-- Task prompt --
Work through the data below line by line and say how many lines hold "JSON"; give only the number.

-- Excerpted data --
+ + + + + + +

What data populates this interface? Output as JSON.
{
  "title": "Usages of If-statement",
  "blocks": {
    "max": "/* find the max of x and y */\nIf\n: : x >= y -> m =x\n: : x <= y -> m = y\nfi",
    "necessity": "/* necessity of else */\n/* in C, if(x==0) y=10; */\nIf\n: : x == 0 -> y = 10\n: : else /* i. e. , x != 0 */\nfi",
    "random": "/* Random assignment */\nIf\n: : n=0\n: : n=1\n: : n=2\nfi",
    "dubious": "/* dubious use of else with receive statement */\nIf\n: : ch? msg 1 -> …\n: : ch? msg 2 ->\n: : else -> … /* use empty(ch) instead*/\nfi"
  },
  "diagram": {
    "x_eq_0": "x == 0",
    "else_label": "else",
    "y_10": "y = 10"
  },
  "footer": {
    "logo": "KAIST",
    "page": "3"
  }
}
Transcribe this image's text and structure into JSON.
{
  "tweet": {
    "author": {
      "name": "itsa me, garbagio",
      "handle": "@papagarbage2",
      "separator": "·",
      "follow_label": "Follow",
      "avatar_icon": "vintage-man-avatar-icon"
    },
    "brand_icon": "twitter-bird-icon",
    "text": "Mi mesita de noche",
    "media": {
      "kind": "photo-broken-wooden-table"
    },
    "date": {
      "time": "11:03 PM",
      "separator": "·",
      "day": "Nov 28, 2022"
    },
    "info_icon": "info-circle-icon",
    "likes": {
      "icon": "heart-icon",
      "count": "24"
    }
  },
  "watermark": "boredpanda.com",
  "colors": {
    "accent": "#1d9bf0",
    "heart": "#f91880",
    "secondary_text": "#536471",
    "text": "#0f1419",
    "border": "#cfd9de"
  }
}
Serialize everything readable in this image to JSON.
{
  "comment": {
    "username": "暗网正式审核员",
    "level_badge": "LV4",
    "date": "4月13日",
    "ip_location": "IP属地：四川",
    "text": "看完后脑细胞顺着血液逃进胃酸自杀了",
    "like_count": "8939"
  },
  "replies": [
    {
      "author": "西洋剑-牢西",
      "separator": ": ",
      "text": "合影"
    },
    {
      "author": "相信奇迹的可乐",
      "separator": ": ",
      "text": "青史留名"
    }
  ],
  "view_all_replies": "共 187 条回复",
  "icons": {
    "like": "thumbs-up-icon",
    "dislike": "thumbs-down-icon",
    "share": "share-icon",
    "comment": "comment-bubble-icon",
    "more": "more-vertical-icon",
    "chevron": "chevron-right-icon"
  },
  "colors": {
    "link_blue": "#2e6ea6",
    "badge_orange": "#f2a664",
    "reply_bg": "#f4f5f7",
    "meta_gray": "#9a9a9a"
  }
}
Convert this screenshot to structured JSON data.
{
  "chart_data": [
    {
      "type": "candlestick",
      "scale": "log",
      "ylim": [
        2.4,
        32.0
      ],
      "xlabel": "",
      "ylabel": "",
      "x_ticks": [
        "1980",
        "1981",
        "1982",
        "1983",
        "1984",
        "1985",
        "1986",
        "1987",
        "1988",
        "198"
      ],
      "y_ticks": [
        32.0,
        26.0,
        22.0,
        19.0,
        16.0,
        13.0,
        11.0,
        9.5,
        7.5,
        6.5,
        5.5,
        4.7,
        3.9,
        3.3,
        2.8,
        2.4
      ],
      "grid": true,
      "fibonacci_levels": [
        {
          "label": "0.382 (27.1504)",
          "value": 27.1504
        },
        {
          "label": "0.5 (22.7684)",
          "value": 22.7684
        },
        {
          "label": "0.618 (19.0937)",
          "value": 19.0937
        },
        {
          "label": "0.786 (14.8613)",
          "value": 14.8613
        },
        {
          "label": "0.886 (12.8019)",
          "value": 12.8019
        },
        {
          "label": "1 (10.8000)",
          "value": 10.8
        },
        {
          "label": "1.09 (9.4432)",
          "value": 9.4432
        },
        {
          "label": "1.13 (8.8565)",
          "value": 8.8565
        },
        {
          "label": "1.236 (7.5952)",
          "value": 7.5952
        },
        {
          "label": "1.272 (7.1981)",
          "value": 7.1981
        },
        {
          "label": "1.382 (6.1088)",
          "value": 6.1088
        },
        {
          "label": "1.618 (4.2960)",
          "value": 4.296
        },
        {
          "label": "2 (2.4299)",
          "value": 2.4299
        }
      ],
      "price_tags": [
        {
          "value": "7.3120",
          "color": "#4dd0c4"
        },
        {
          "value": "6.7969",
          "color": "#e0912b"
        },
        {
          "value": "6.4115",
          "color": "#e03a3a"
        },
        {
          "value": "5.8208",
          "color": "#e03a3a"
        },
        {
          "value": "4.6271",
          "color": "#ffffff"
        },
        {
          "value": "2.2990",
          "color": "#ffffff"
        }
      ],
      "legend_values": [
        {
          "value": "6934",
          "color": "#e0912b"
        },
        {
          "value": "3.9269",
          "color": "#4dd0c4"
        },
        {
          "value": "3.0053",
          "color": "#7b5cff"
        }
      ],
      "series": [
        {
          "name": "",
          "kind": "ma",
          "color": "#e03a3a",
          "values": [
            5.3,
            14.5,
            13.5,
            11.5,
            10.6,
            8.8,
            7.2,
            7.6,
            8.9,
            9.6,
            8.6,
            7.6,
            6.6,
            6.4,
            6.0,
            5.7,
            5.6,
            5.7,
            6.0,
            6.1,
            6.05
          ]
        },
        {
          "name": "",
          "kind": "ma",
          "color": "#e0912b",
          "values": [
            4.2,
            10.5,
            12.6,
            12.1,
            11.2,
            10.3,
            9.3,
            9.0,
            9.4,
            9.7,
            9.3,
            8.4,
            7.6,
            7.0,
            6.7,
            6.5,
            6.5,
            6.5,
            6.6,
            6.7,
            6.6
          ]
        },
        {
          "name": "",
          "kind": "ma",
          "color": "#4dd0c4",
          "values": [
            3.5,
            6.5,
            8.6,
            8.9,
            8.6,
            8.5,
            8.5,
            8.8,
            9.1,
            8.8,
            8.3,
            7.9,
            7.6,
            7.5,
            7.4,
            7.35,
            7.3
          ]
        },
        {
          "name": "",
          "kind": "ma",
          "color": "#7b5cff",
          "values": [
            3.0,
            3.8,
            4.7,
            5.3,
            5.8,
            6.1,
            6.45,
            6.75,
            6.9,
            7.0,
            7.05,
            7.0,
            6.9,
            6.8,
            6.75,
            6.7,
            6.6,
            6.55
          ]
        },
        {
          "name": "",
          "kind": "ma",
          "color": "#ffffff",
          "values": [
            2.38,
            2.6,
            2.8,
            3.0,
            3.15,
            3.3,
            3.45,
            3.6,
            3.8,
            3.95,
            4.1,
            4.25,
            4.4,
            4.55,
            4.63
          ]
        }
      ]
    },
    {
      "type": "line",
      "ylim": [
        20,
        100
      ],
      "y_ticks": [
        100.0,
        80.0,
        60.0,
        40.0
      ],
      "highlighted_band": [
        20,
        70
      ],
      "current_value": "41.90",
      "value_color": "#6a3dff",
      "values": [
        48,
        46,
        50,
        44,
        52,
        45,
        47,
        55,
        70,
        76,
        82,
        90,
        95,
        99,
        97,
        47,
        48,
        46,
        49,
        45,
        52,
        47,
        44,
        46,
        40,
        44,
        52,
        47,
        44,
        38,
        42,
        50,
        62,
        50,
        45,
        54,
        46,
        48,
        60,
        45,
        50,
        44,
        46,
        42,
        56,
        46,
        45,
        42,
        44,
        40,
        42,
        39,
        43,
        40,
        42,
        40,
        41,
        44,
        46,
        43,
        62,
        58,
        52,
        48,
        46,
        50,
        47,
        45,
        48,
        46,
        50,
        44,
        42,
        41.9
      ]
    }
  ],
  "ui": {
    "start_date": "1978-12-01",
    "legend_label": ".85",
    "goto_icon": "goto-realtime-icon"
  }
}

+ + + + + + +

-- Solution to the exercise --
4